A Skeleton Helps Study The Anatomy Of Flight.
A skeleton of a prehistoric seabird is helping scientists study the anatomy of flight in supersize birds.
While hunting for shark teeth in Chile a few years ago, fossil collectors hit a giant jackpot: the nearly intact remains of a prehistoric seabird whose wingspan jackpot: the nearly intact remains of a prehistoric seabird whose wingspan stretched almost 17 feet.
“It’s one of the largest ever recorded for a living or extinct bird,” says David Rubilar-Rogers, co-author of a 2010 study on the specimen.
Called specimen. Called Pelagornis chilensis, the species lived roughly seven million years ago and had a beak full of spiky bone protrusions resembling teeth—likely used for snatching slippery ocean prey.

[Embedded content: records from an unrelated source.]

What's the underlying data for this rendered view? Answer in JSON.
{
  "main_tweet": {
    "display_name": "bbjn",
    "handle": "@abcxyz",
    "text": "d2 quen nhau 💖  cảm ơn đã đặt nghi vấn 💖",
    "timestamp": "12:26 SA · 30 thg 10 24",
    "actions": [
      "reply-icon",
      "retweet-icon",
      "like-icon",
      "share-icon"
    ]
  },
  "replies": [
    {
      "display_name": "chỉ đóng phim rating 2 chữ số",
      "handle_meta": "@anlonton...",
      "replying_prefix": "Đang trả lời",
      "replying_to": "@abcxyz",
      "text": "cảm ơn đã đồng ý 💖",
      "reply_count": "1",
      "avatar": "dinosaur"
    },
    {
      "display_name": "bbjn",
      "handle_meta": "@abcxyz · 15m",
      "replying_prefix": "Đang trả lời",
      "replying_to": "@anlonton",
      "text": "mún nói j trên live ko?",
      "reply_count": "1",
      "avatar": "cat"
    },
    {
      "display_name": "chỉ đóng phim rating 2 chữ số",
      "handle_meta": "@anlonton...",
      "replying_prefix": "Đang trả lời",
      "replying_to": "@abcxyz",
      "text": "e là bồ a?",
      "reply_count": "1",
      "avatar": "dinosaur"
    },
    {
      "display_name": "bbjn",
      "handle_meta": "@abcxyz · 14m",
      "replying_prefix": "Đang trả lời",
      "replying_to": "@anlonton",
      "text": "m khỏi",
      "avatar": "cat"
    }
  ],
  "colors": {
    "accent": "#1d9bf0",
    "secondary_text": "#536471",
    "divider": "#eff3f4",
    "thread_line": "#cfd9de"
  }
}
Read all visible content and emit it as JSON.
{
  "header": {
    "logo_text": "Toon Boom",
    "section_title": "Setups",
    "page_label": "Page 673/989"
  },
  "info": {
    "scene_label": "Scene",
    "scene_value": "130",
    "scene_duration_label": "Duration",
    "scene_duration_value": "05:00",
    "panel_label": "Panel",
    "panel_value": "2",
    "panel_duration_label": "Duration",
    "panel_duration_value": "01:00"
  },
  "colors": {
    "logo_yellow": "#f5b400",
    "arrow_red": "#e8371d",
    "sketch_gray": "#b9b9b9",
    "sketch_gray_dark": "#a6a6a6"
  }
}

At 70 percent complete, the fossil is a rare find, as birds from the same family had bones that were easily crushed. Could birds any bigger have flown? An answer could be waiting in the wings.